Supplied entries:

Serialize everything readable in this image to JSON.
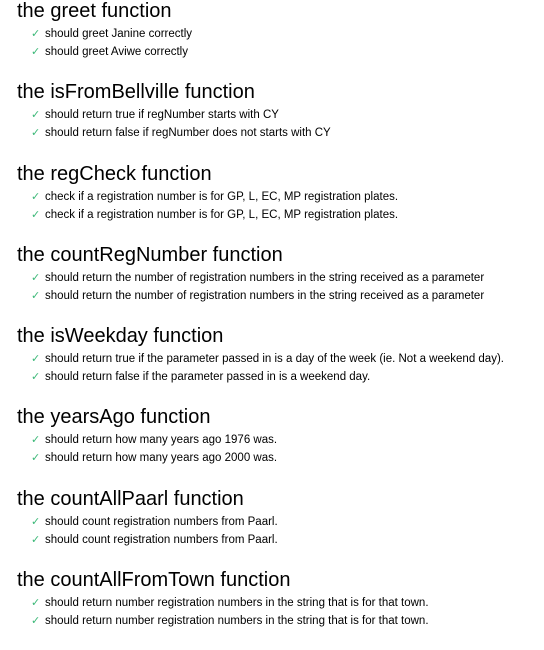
{
  "passed_mark": "✓",
  "colors": {
    "pass": "#3cb878",
    "text": "#000000",
    "background": "#ffffff"
  },
  "suites": [
    {
      "title": "the greet function",
      "tests": [
        "should greet Janine correctly",
        "should greet Aviwe correctly"
      ]
    },
    {
      "title": "the isFromBellville function",
      "tests": [
        "should return true if regNumber starts with CY",
        "should return false if regNumber does not starts with CY"
      ]
    },
    {
      "title": "the regCheck function",
      "tests": [
        "check if a registration number is for GP, L, EC, MP registration plates.",
        "check if a registration number is for GP, L, EC, MP registration plates."
      ]
    },
    {
      "title": "the countRegNumber function",
      "tests": [
        "should return the number of registration numbers in the string received as a parameter",
        "should return the number of registration numbers in the string received as a parameter"
      ]
    },
    {
      "title": "the isWeekday function",
      "tests": [
        "should return true if the parameter passed in is a day of the week (ie. Not a weekend day).",
        "should return false if the parameter passed in is a weekend day."
      ]
    },
    {
      "title": "the yearsAgo function",
      "tests": [
        "should return how many years ago 1976 was.",
        "should return how many years ago 2000 was."
      ]
    },
    {
      "title": "the countAllPaarl function",
      "tests": [
        "should count registration numbers from Paarl.",
        "should count registration numbers from Paarl."
      ]
    },
    {
      "title": "the countAllFromTown function",
      "tests": [
        "should return number registration numbers in the string that is for that town.",
        "should return number registration numbers in the string that is for that town."
      ]
    }
  ]
}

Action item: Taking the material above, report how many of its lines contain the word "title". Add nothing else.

Response area: 8